■ Problem to solve ■
Using the data below, copy each line that includes the word "角速度Z".

■ Recorded information ■

=== Begin Enclosure ===

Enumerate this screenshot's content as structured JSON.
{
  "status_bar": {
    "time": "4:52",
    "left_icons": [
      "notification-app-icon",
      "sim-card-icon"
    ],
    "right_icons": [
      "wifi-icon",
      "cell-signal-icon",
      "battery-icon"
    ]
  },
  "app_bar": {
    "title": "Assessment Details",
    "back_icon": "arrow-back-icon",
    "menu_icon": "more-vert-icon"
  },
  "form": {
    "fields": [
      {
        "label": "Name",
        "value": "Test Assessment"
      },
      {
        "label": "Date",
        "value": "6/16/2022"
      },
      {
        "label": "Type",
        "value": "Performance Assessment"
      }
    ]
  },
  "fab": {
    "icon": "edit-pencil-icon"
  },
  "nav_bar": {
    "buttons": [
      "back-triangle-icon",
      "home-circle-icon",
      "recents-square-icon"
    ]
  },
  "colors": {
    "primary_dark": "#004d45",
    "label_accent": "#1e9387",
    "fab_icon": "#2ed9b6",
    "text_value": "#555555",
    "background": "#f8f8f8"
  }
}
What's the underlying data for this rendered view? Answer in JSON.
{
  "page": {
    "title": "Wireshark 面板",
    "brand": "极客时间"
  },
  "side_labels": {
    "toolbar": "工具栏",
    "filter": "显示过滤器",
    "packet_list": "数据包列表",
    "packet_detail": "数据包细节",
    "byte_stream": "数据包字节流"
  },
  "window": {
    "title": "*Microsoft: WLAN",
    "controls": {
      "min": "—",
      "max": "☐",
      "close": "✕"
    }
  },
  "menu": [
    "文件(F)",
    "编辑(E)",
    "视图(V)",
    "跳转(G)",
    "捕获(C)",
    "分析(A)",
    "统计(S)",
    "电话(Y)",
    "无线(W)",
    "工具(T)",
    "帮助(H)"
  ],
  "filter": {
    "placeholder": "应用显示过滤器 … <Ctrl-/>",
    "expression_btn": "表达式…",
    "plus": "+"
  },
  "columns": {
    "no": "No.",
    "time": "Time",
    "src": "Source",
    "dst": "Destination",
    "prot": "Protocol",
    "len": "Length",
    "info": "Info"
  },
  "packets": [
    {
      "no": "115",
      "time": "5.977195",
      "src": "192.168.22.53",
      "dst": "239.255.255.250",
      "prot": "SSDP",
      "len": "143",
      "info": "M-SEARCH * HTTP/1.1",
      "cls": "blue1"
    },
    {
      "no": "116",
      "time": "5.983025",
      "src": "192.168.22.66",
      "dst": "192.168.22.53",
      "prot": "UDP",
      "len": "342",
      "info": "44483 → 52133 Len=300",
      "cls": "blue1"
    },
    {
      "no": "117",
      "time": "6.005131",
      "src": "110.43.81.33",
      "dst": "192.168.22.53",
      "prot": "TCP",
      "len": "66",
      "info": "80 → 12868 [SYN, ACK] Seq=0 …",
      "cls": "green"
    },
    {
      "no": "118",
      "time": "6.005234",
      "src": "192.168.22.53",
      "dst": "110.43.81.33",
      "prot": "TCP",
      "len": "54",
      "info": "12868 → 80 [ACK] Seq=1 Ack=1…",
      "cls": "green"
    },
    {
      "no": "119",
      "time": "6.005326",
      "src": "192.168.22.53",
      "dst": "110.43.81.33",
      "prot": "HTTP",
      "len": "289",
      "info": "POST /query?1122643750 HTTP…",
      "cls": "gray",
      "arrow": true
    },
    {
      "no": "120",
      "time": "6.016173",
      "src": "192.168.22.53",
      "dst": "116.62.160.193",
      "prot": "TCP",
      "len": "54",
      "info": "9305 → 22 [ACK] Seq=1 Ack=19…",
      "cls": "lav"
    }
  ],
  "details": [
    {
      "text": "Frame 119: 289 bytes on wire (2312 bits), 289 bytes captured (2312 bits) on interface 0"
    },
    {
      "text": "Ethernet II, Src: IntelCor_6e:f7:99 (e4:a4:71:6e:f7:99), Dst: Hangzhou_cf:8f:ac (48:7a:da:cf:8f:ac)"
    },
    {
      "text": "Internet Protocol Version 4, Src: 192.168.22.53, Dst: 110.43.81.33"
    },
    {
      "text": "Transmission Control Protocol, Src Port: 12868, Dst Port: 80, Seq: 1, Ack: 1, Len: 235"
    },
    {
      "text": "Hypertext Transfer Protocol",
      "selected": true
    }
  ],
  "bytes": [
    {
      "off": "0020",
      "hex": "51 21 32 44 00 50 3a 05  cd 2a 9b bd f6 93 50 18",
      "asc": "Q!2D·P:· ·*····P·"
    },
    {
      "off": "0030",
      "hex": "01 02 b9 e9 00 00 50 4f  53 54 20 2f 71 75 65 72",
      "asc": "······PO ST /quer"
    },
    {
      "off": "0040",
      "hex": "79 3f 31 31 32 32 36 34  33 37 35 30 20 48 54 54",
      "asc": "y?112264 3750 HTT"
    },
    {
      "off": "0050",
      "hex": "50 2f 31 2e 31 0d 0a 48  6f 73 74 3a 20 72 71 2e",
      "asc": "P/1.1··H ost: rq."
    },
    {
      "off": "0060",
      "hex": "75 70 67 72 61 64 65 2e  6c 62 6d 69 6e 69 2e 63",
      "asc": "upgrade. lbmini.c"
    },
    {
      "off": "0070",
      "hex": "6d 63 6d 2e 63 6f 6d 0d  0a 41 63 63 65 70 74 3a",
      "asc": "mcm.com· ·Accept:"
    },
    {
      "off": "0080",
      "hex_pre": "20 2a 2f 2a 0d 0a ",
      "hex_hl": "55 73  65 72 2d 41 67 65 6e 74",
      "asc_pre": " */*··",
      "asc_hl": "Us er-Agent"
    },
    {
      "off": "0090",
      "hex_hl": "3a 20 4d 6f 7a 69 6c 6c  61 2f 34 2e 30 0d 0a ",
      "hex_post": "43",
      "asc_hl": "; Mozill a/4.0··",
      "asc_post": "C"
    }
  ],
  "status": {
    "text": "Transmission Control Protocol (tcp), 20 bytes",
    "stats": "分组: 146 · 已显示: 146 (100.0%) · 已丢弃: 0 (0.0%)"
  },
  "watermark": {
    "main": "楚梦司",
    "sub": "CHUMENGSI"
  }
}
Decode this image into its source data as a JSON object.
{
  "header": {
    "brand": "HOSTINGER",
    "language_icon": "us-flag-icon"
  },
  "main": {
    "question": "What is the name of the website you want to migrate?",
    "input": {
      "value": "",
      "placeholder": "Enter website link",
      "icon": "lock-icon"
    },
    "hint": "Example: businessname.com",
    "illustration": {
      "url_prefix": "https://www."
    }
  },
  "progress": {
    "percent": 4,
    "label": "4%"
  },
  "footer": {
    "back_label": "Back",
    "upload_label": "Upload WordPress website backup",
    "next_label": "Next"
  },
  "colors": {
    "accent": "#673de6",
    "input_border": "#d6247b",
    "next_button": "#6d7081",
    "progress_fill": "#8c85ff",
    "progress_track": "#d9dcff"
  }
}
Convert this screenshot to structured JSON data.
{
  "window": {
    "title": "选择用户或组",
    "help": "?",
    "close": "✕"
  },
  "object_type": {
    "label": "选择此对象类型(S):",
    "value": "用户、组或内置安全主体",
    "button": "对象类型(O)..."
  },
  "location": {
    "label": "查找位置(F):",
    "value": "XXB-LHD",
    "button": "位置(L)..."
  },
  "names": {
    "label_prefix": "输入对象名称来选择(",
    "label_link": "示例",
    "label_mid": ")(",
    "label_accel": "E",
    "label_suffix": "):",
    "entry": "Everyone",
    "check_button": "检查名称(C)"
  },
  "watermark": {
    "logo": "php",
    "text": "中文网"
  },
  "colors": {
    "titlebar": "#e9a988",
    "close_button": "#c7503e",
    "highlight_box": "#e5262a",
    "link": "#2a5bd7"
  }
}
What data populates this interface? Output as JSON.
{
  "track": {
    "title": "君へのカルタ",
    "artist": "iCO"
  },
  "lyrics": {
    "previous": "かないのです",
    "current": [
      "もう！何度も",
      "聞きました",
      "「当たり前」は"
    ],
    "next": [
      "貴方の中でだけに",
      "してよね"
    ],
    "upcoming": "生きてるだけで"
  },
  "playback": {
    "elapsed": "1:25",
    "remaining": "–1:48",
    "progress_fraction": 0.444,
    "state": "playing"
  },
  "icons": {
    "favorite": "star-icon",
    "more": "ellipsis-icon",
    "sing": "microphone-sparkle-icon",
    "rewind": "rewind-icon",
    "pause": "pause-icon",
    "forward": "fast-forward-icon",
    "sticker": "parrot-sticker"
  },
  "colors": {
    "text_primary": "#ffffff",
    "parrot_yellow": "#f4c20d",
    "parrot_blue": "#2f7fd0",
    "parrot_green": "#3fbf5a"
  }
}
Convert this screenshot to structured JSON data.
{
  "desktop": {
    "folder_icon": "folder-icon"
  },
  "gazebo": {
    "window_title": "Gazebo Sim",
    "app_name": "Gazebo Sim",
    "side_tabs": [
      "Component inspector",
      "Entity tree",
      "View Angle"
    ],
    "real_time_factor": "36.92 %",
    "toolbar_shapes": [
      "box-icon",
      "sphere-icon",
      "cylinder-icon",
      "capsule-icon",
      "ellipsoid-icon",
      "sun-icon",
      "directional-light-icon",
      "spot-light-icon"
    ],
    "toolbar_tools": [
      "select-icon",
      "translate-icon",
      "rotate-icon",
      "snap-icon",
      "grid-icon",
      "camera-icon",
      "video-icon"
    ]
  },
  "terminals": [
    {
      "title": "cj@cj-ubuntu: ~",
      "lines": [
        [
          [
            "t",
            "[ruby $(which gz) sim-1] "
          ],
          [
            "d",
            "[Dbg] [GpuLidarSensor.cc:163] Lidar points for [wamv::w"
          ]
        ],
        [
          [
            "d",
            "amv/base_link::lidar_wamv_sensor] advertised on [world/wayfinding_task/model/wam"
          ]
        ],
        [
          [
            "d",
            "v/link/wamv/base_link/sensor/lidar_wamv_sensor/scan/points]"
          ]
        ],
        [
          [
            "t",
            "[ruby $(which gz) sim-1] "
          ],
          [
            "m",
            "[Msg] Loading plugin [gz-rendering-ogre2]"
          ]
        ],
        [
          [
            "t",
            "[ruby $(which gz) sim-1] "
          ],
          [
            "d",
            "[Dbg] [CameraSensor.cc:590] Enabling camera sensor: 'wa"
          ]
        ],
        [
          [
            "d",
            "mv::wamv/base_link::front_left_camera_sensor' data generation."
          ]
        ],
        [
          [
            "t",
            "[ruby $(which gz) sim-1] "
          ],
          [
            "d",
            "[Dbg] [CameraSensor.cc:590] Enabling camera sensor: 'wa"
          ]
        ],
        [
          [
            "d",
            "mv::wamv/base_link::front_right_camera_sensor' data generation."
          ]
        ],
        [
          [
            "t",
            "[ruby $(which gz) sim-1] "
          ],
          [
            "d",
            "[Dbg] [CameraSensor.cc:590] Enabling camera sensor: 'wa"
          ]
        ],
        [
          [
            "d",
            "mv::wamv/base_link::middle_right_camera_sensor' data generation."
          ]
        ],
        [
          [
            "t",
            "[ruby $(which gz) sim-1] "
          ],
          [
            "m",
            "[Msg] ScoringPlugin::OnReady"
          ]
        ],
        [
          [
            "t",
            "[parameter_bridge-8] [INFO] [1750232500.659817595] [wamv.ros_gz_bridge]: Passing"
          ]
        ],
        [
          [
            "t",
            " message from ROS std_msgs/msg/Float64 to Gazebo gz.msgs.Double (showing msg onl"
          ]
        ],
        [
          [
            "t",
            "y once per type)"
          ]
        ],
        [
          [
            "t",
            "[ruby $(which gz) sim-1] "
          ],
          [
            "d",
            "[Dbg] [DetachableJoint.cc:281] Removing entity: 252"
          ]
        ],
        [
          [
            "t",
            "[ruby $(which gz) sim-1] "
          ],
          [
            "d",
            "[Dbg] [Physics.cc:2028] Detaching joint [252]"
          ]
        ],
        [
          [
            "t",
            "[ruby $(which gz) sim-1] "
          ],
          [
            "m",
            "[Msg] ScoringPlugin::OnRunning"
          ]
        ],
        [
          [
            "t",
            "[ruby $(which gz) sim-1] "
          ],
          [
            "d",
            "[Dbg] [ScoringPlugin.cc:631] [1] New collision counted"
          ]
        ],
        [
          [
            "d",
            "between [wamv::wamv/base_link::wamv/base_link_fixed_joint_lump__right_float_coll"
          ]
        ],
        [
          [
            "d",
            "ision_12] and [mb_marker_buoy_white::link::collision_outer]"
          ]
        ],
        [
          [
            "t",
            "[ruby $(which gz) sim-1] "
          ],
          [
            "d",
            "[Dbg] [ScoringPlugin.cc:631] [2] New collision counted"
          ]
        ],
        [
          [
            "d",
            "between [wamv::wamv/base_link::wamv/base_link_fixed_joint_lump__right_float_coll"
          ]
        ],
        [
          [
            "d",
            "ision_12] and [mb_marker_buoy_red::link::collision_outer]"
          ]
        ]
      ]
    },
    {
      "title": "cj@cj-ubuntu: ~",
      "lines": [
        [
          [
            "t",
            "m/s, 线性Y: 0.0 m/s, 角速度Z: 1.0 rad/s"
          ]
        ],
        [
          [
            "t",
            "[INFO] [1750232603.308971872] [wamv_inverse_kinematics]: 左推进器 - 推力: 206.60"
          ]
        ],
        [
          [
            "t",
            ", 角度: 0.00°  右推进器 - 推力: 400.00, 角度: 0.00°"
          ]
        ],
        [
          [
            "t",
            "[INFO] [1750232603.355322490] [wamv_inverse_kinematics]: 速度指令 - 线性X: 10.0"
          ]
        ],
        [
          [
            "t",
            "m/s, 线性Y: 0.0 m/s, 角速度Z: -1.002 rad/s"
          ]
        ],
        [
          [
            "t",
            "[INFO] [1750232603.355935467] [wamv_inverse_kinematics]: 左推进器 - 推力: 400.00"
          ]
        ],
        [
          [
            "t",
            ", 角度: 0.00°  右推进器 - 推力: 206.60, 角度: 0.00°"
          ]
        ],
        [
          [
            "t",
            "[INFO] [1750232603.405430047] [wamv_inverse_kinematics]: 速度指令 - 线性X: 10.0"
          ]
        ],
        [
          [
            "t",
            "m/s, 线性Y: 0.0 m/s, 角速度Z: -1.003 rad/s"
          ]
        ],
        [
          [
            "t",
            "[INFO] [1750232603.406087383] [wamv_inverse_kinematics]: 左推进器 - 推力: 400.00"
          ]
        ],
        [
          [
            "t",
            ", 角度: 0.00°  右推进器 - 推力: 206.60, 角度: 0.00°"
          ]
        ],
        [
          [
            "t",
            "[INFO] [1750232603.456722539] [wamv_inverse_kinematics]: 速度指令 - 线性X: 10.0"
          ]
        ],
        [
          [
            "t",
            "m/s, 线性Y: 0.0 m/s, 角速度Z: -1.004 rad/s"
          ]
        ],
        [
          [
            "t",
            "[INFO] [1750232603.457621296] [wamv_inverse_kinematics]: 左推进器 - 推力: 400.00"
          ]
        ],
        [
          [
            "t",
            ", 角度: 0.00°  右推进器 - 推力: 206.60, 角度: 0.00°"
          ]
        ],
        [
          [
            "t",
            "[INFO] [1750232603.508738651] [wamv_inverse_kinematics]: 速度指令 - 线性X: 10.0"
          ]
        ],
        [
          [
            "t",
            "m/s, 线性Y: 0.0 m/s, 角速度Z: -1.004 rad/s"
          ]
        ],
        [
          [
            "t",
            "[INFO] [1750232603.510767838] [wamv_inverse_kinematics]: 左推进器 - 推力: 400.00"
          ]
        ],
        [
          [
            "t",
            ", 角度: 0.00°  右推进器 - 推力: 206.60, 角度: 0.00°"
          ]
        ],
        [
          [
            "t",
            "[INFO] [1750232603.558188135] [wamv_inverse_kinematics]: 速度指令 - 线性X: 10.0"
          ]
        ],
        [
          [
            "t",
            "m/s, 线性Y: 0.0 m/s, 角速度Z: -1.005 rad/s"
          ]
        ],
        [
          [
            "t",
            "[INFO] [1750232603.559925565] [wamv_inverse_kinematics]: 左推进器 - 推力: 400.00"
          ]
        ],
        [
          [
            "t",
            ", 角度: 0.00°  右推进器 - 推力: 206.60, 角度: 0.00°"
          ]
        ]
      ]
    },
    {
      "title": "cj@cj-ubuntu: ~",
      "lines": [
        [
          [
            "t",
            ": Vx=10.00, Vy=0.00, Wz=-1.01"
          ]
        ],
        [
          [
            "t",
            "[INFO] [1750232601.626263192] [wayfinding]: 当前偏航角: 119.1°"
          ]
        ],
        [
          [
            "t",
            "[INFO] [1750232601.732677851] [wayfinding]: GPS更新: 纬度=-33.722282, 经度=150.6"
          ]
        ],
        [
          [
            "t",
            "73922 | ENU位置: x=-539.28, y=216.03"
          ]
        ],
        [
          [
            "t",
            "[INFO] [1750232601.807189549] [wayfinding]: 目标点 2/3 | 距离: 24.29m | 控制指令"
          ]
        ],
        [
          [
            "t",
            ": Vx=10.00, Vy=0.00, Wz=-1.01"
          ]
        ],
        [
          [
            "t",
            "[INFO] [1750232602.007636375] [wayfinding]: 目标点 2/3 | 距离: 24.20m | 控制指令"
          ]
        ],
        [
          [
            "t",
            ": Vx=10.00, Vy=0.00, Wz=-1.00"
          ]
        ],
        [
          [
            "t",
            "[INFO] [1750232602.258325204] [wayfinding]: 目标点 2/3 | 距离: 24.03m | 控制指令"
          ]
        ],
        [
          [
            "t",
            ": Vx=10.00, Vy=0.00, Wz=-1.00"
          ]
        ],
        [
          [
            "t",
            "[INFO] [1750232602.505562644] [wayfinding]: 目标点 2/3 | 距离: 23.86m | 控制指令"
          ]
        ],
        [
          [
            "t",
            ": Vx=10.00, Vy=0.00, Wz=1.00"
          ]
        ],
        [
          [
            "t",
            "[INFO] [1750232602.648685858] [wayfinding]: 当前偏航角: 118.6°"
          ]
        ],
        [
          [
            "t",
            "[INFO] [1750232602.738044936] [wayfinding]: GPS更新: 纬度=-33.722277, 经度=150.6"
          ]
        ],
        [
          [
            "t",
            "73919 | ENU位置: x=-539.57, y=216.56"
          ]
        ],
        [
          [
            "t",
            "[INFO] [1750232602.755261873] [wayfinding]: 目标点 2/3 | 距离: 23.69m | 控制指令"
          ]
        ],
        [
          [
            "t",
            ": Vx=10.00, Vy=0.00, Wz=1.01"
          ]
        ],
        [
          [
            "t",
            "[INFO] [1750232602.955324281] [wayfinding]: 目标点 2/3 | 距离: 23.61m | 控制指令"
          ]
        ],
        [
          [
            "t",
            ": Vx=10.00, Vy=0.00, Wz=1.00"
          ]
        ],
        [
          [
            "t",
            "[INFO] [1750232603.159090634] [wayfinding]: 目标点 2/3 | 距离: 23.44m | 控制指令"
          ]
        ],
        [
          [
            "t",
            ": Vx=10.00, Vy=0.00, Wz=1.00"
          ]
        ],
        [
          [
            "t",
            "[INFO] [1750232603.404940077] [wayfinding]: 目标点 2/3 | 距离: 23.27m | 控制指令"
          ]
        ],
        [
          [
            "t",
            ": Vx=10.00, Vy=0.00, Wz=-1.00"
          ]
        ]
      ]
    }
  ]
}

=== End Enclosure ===

■ Output for this task ■
            "m/s, 线性Y: 0.0 m/s, 角速度Z: 1.0 rad/s"
            "m/s, 线性Y: 0.0 m/s, 角速度Z: -1.002 rad/s"
            "m/s, 线性Y: 0.0 m/s, 角速度Z: -1.003 rad/s"
            "m/s, 线性Y: 0.0 m/s, 角速度Z: -1.004 rad/s"
            "m/s, 线性Y: 0.0 m/s, 角速度Z: -1.004 rad/s"
            "m/s, 线性Y: 0.0 m/s, 角速度Z: -1.005 rad/s"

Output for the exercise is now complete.